Hydro-Man is figure 3 in the Molten Man Series of Marvel Legends.  He’s the first comic-based figure from the set, though he was undoubtedly chosen due to the character’s presence in the upcoming movie.  Unlike his last 6-inch figure (from more than a decade ago), this figure actually puts Hydro-Man in his classic black t-shirt and jeans combo, which is a good start.  He stands 6 1/2 inches tall and he has 30 points of articulation.  The arms are a little restricted, especially at the elbows, but he’s otherwise quite posable and nowhere near as badly restricted as prior Hydro-Men.  The arms are actually some of the small handful of new pieces this guy gets, along with his head.  The rest of the figure is re-used from last year’s Netflix Luke Cage.  It was heavily rumored that those parts would be making their way onto a Hydro-Man, so nobody is super shocked to see that pay off here.  It’s worth noting that it’s a good fit for Hydro-Man, who is classically depicted as large, but not supernaturally so.  I was a little worried that there might be an attempt to re-use some Sandman pieces for him, which would not have worked at all.  The new parts jibe pretty well with the old, with the arms doing a pretty convincing job of the whole water thing and the head doing a pretty convincing job of the whole smarmy douchebag thing.  Hydro-Man’s paintwork is pretty straightforward, but definitely well-rendered.  It’s clean, and certainly hits all the major points.  He’s packed with two water effects pieces, which clip over his feet in much the same way as the parts included with the comics-styled Mysterio last year, and are a slightly better solution than the immobile lower half we tend to see.  Hydro-Man is also packed with the head to the BaF Molten Man.

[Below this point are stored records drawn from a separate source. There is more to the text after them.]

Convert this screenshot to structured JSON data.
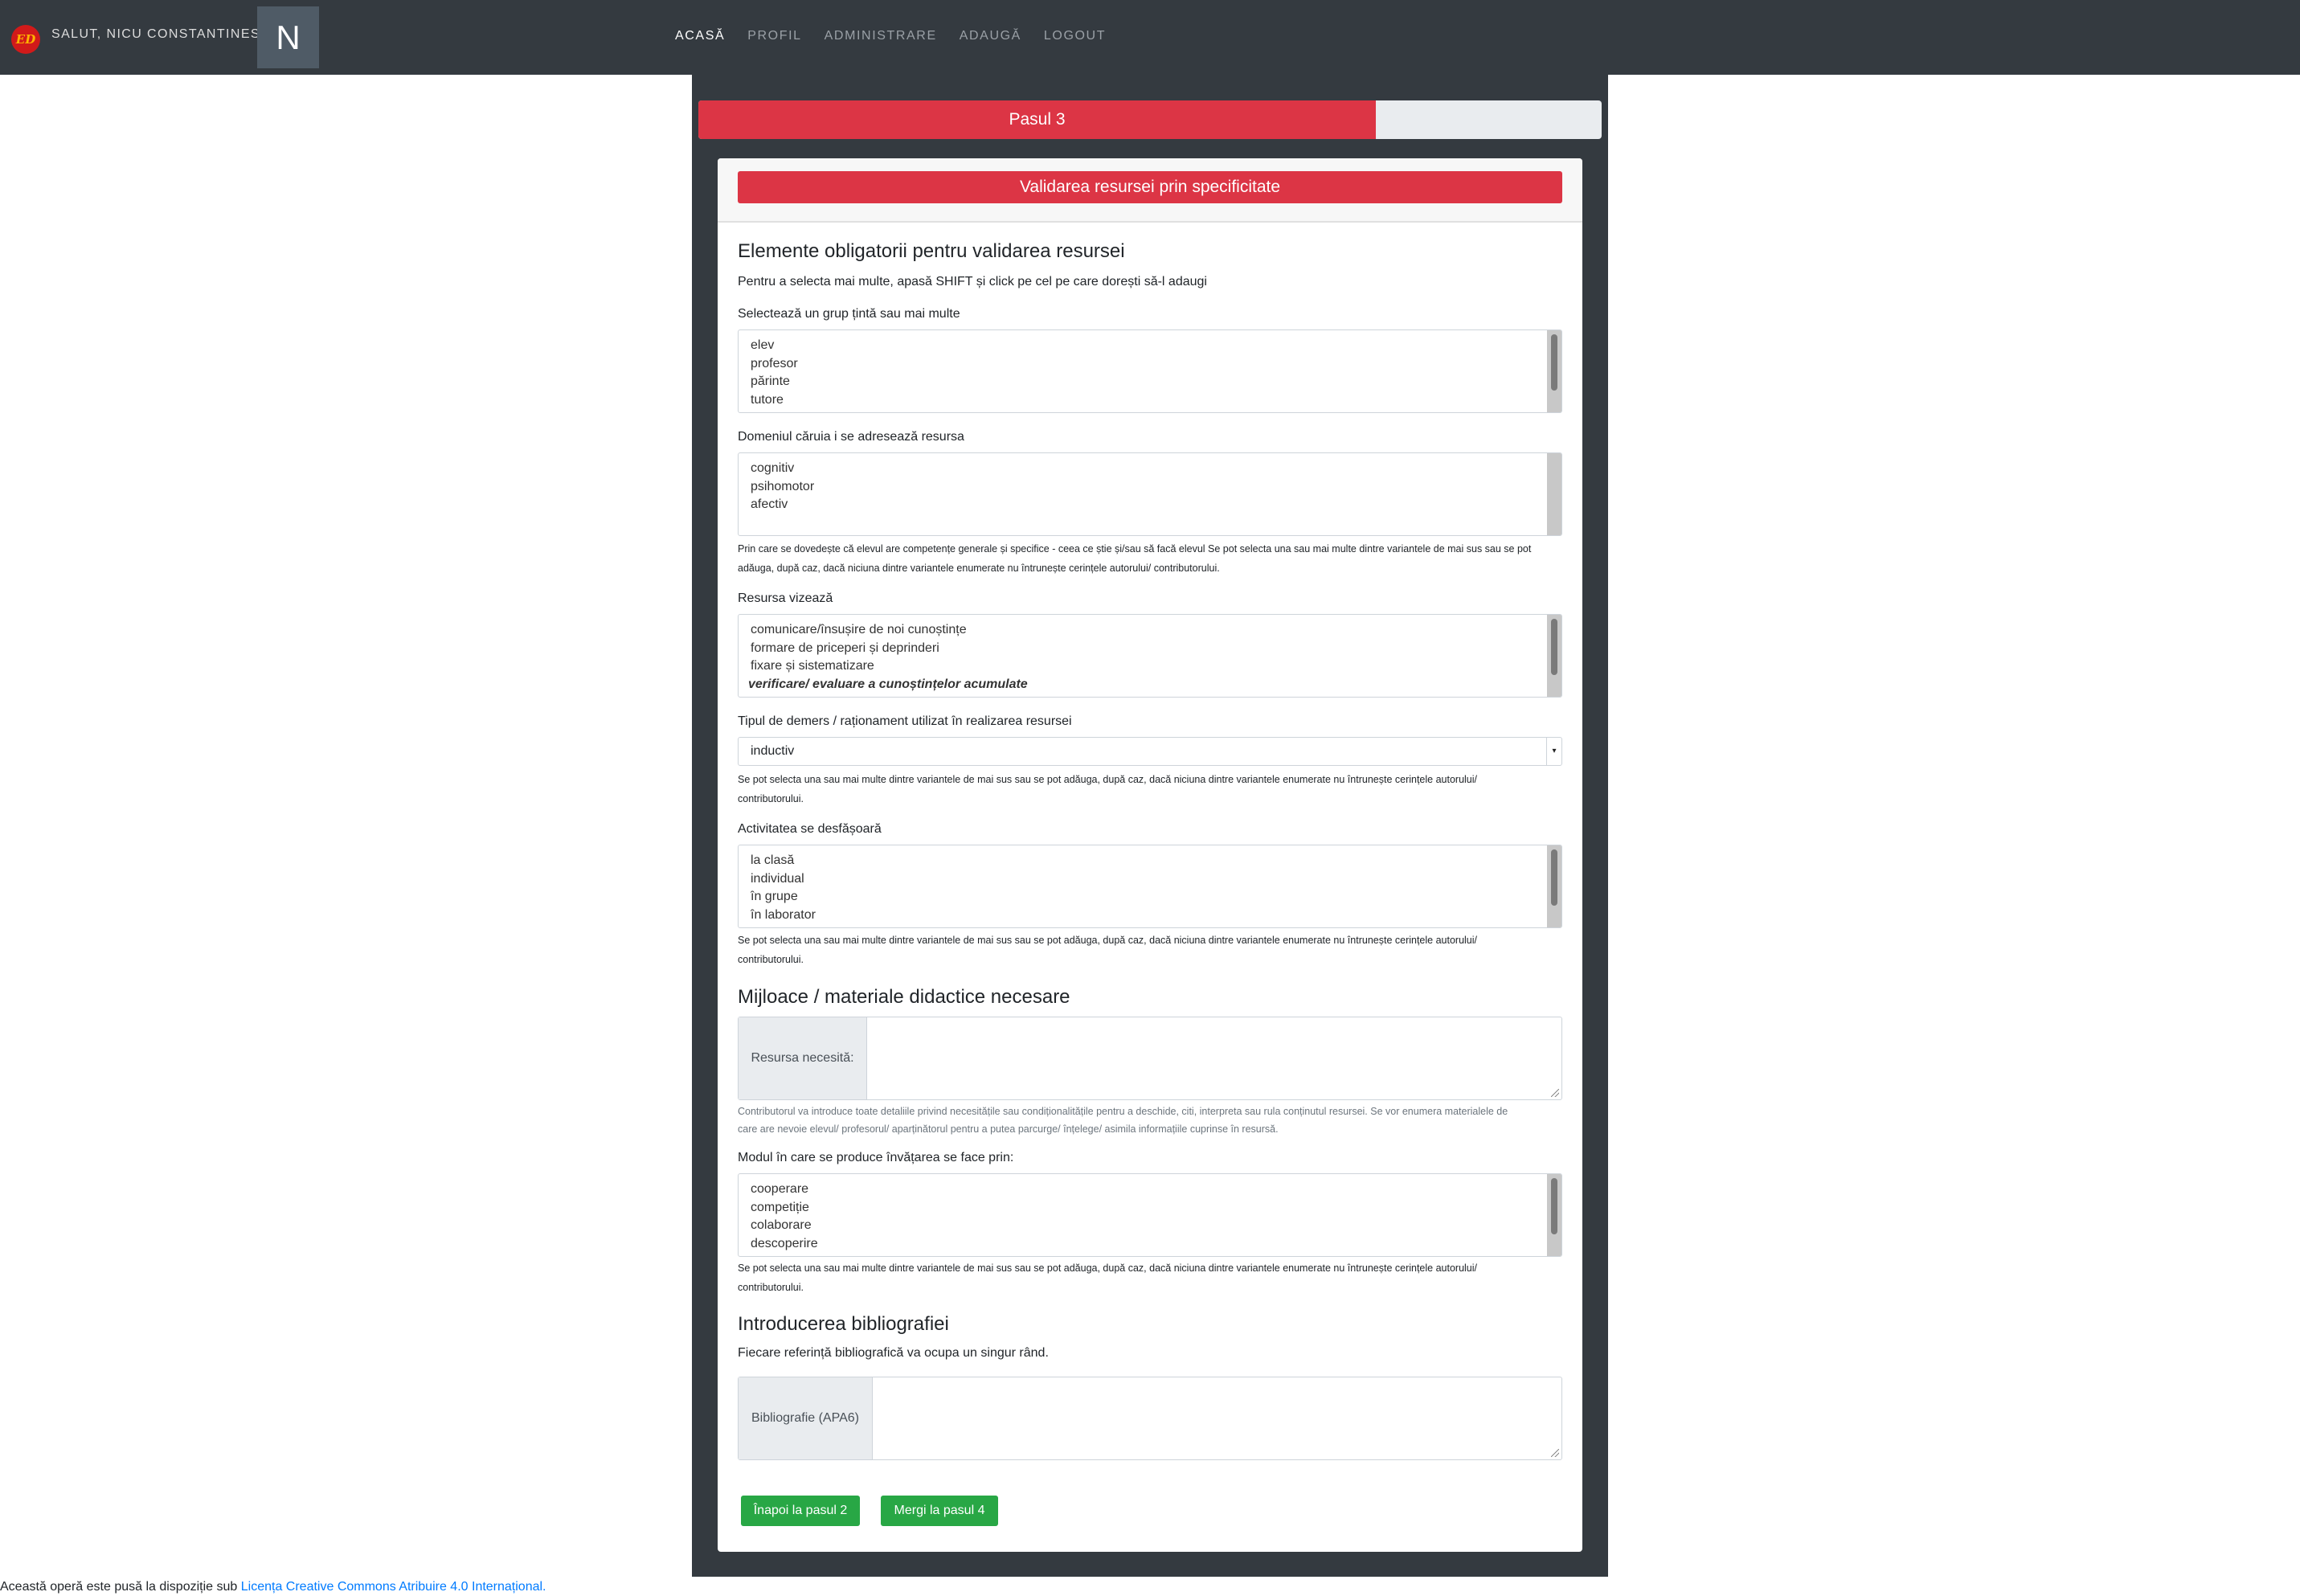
{
  "navbar": {
    "greeting": "SALUT, NICU CONSTANTINESCU",
    "avatar_letter": "N",
    "links": [
      "ACASĂ",
      "PROFIL",
      "ADMINISTRARE",
      "ADAUGĂ",
      "LOGOUT"
    ],
    "active_link": "ACASĂ"
  },
  "progress": {
    "label": "Pasul 3",
    "value_percent": 75,
    "fill_color": "#dc3545"
  },
  "card": {
    "header_title": "Validarea resursei prin specificitate",
    "section1_title": "Elemente obligatorii pentru validarea resursei",
    "multi_select_hint": "Pentru a selecta mai multe, apasă SHIFT și click pe cel pe care dorești să-l adaugi",
    "target_group": {
      "label": "Selectează un grup țintă sau mai multe",
      "options": [
        "elev",
        "profesor",
        "părinte",
        "tutore"
      ]
    },
    "domain": {
      "label": "Domeniul căruia i se adresează resursa",
      "options": [
        "cognitiv",
        "psihomotor",
        "afectiv"
      ],
      "help_line1": "Prin care se dovedește că elevul are competențe generale și specifice - ceea ce știe și/sau să facă elevul Se pot selecta una sau mai multe dintre variantele de mai sus sau se pot",
      "help_line2": "adăuga, după caz, dacă niciuna dintre variantele enumerate nu întrunește cerințele autorului/ contributorului."
    },
    "resource_aims": {
      "label": "Resursa vizează",
      "options": [
        "comunicare/însușire de noi cunoștințe",
        "formare de priceperi și deprinderi",
        "fixare și sistematizare",
        "verificare/ evaluare a cunoștințelor acumulate"
      ],
      "selected": "verificare/ evaluare a cunoștințelor acumulate"
    },
    "reasoning": {
      "label": "Tipul de demers / raționament utilizat în realizarea resursei",
      "value": "inductiv",
      "help_line1": "Se pot selecta una sau mai multe dintre variantele de mai sus sau se pot adăuga, după caz, dacă niciuna dintre variantele enumerate nu întrunește cerințele autorului/",
      "help_line2": "contributorului."
    },
    "activity": {
      "label": "Activitatea se desfășoară",
      "options": [
        "la clasă",
        "individual",
        "în grupe",
        "în laborator"
      ],
      "help_line1": "Se pot selecta una sau mai multe dintre variantele de mai sus sau se pot adăuga, după caz, dacă niciuna dintre variantele enumerate nu întrunește cerințele autorului/",
      "help_line2": "contributorului."
    },
    "section2_title": "Mijloace / materiale didactice necesare",
    "resource_needs": {
      "addon": "Resursa necesită:",
      "value": "",
      "help_line1": "Contributorul va introduce toate detaliile privind necesitățile sau condiționalitățile pentru a deschide, citi, interpreta sau rula conținutul resursei. Se vor enumera materialele de",
      "help_line2": "care are nevoie elevul/ profesorul/ aparținătorul pentru a putea parcurge/ înțelege/ asimila informațiile cuprinse în resursă."
    },
    "learning_mode": {
      "label": "Modul în care se produce învățarea se face prin:",
      "options": [
        "cooperare",
        "competiție",
        "colaborare",
        "descoperire"
      ],
      "help_line1": "Se pot selecta una sau mai multe dintre variantele de mai sus sau se pot adăuga, după caz, dacă niciuna dintre variantele enumerate nu întrunește cerințele autorului/",
      "help_line2": "contributorului."
    },
    "section3_title": "Introducerea bibliografiei",
    "bibliography_hint": "Fiecare referință bibliografică va ocupa un singur rând.",
    "bibliography": {
      "addon": "Bibliografie (APA6)",
      "value": ""
    },
    "back_button": "Înapoi la pasul 2",
    "next_button": "Mergi la pasul 4"
  },
  "footer": {
    "text": "Această operă este pusă la dispoziție sub ",
    "link": "Licența Creative Commons Atribuire 4.0 Internațional."
  }
}
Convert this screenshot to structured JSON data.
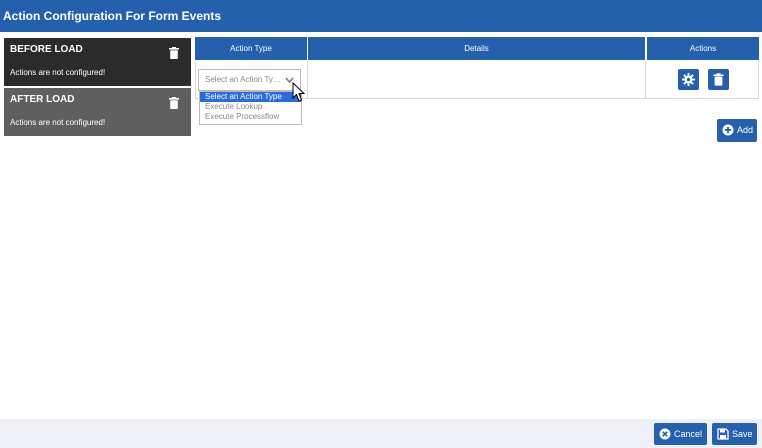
{
  "title": "Action Configuration For Form Events",
  "events": [
    {
      "name": "BEFORE LOAD",
      "status": "Actions are not configured!"
    },
    {
      "name": "AFTER LOAD",
      "status": "Actions are not configured!"
    }
  ],
  "table": {
    "columns": [
      "Action Type",
      "Details",
      "Actions"
    ],
    "row": {
      "select_display": "Select an Action Ty…",
      "options": [
        "Select an Action Type",
        "Execute Lookup",
        "Execute Processflow"
      ],
      "selected_option": "Select an Action Type"
    }
  },
  "buttons": {
    "add": "Add",
    "cancel": "Cancel",
    "save": "Save"
  },
  "colors": {
    "primary": "#2460ac",
    "before_load_bg": "#2b2b2b",
    "after_load_bg": "#5f5f5f",
    "footer_bg": "#eef0f6"
  },
  "icons": [
    "trash-icon",
    "gear-icon",
    "plus-circle-icon",
    "close-circle-icon",
    "save-icon",
    "chevron-down-icon",
    "mouse-cursor-icon"
  ]
}
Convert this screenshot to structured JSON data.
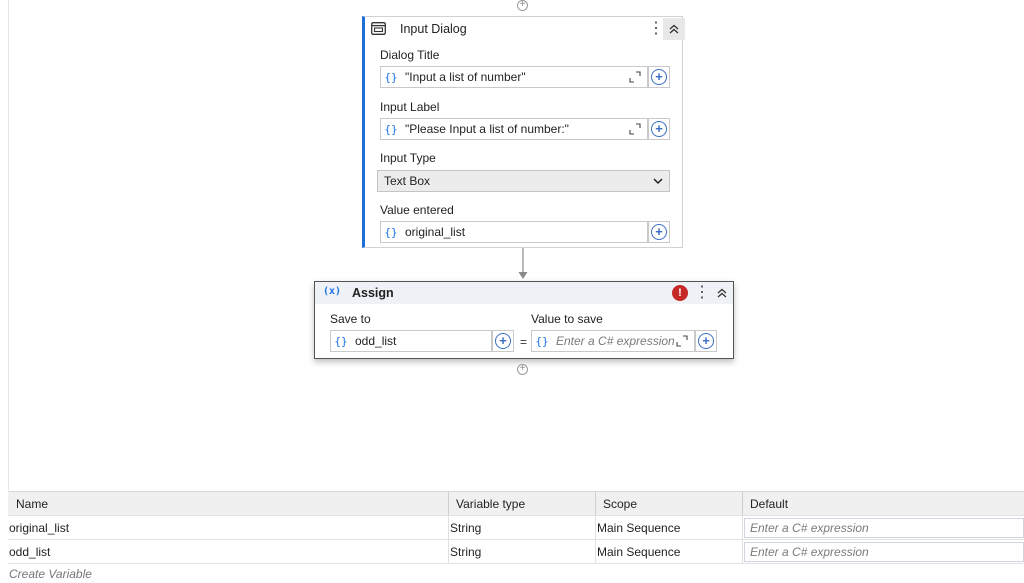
{
  "input_dialog": {
    "title": "Input Dialog",
    "dialog_title_label": "Dialog Title",
    "dialog_title_value": "\"Input a list of number\"",
    "input_label_label": "Input Label",
    "input_label_value": "\"Please Input a list of number:\"",
    "input_type_label": "Input Type",
    "input_type_value": "Text Box",
    "value_entered_label": "Value entered",
    "value_entered_value": "original_list"
  },
  "assign": {
    "title": "Assign",
    "save_to_label": "Save to",
    "save_to_value": "odd_list",
    "equals": "=",
    "value_to_save_label": "Value to save",
    "value_to_save_placeholder": "Enter a C# expression"
  },
  "variables": {
    "headers": [
      "Name",
      "Variable type",
      "Scope",
      "Default"
    ],
    "rows": [
      {
        "name": "original_list",
        "type": "String",
        "scope": "Main Sequence",
        "default": "Enter a C# expression"
      },
      {
        "name": "odd_list",
        "type": "String",
        "scope": "Main Sequence",
        "default": "Enter a C# expression"
      }
    ],
    "create_label": "Create Variable"
  },
  "icons": {
    "braces": "{}",
    "plus": "+",
    "kebab": "⋮",
    "error": "!",
    "assign_icon": "(x)"
  },
  "colors": {
    "accent_blue": "#1a73e8",
    "selection_bar": "#1e6fd9",
    "error_red": "#c62828"
  }
}
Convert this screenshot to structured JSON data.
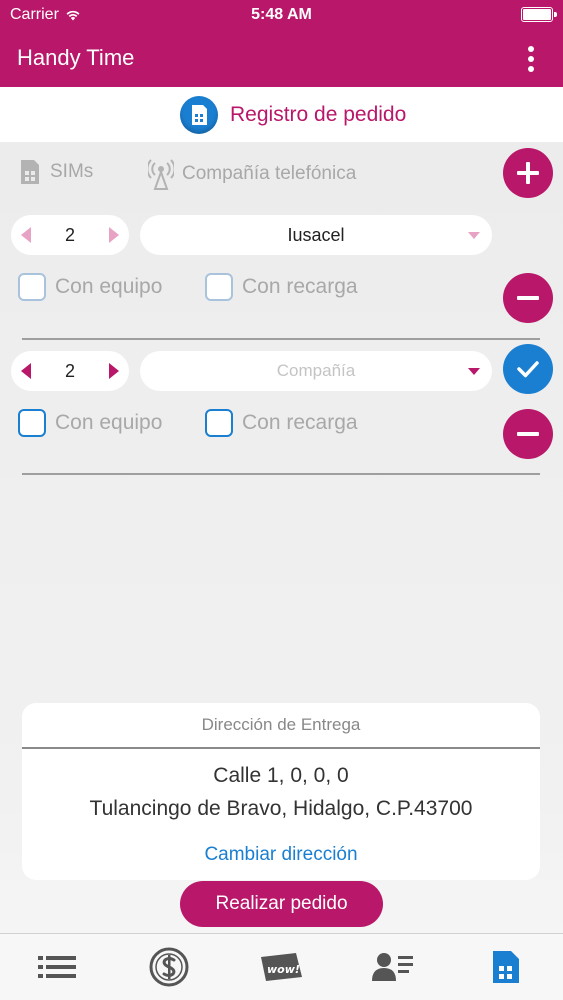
{
  "status_bar": {
    "carrier": "Carrier",
    "time": "5:48 AM"
  },
  "app_bar": {
    "title": "Handy Time"
  },
  "header": {
    "title": "Registro de pedido"
  },
  "columns": {
    "sims": "SIMs",
    "company": "Compañía telefónica"
  },
  "orders": [
    {
      "quantity": "2",
      "company_value": "Iusacel",
      "company_placeholder": "Compañía",
      "with_device": "Con equipo",
      "with_recharge": "Con recarga",
      "state": "disabled"
    },
    {
      "quantity": "2",
      "company_value": "",
      "company_placeholder": "Compañía",
      "with_device": "Con equipo",
      "with_recharge": "Con recarga",
      "state": "active"
    }
  ],
  "delivery": {
    "header": "Dirección de Entrega",
    "address_line1": "Calle 1, 0, 0, 0",
    "address_line2": "Tulancingo de Bravo, Hidalgo, C.P.43700",
    "change_link": "Cambiar dirección"
  },
  "actions": {
    "submit": "Realizar pedido"
  },
  "tabs": [
    {
      "icon": "list-icon"
    },
    {
      "icon": "dollar-coin-icon"
    },
    {
      "icon": "wow-tag-icon"
    },
    {
      "icon": "contact-card-icon"
    },
    {
      "icon": "sim-card-icon"
    }
  ],
  "colors": {
    "brand": "#b8176a",
    "accent_blue": "#1a7fd1",
    "disabled_pink": "#e8a3c4",
    "disabled_border": "#a9c3dc"
  }
}
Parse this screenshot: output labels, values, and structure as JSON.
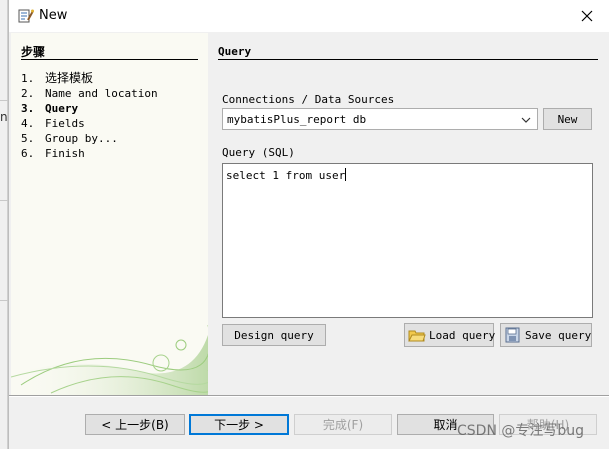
{
  "window": {
    "title": "New",
    "icon": "report-wizard-icon",
    "close_icon": "close-icon"
  },
  "backdrop": {
    "fragment": "na"
  },
  "steps": {
    "title": "步骤",
    "items": [
      {
        "num": "1.",
        "label": "选择模板"
      },
      {
        "num": "2.",
        "label": "Name and location"
      },
      {
        "num": "3.",
        "label": "Query"
      },
      {
        "num": "4.",
        "label": "Fields"
      },
      {
        "num": "5.",
        "label": "Group by..."
      },
      {
        "num": "6.",
        "label": "Finish"
      }
    ],
    "active_index": 2
  },
  "query": {
    "section_title": "Query",
    "connections_label": "Connections / Data Sources",
    "connection_value": "mybatisPlus_report db",
    "new_button": "New",
    "sql_label": "Query (SQL)",
    "sql_text": "select 1 from user",
    "design_button": "Design query",
    "load_button": "Load query",
    "save_button": "Save query"
  },
  "nav": {
    "prev": "< 上一步(B)",
    "next": "下一步 >",
    "finish": "完成(F)",
    "cancel": "取消",
    "help": "帮助(H)"
  },
  "watermark": "CSDN @专注写bug",
  "colors": {
    "accent": "#0078d7",
    "panel": "#fafaf3",
    "swirl": "#8bbf6a"
  }
}
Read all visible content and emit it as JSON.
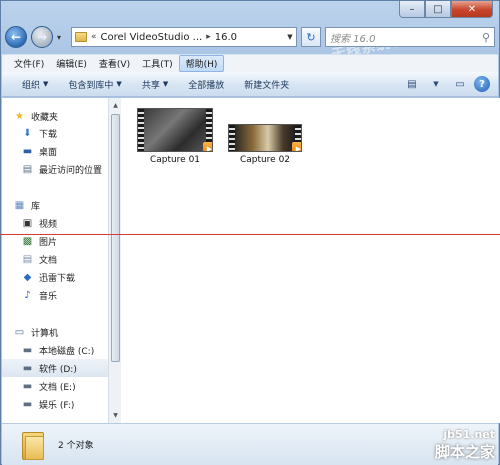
{
  "window": {
    "caption_min": "–",
    "caption_max": "□",
    "caption_close": "✕"
  },
  "address": {
    "prefix": "«",
    "segment1": "Corel VideoStudio ...",
    "segment2": "16.0",
    "separator": "▸",
    "search_placeholder": "搜索 16.0"
  },
  "menu": {
    "items": [
      "文件(F)",
      "编辑(E)",
      "查看(V)",
      "工具(T)",
      "帮助(H)"
    ]
  },
  "toolbar": {
    "organize": "组织",
    "include": "包含到库中",
    "share": "共享",
    "play_all": "全部播放",
    "new_folder": "新建文件夹"
  },
  "nav": {
    "favorites": "收藏夹",
    "downloads": "下载",
    "desktop": "桌面",
    "recent": "最近访问的位置",
    "libraries": "库",
    "videos": "视频",
    "pictures": "图片",
    "documents": "文档",
    "thunder": "迅雷下载",
    "music": "音乐",
    "computer": "计算机",
    "drive_c": "本地磁盘 (C:)",
    "drive_d": "软件 (D:)",
    "drive_e": "文档 (E:)",
    "drive_f": "娱乐 (F:)"
  },
  "files": [
    {
      "name": "Capture 01"
    },
    {
      "name": "Capture 02"
    }
  ],
  "status": {
    "count": "2 个对象"
  },
  "watermark": {
    "site": "jb51.net",
    "name": "脚本之家"
  }
}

I have an unabashed love for Hydro-Man, so I’ve been waiting for him to get decent Legends treatment for quite a while.  I was never big on his more “costumed” appearance, and was definitely happy to see this figure show up when this line-up was announce.  I think this figure turned out very well, and he’s easily the best Hydro-Man figure ever released.  He’s maybe not the most essential Spidey foe, but he’s still a very good figure.

I purchased Hydro-Man from my friends at All Time Toys.  If you’re interested in buying Marvel Legends figures, or are looking for other cool toys both old and new, please check out their website and their eBay Store.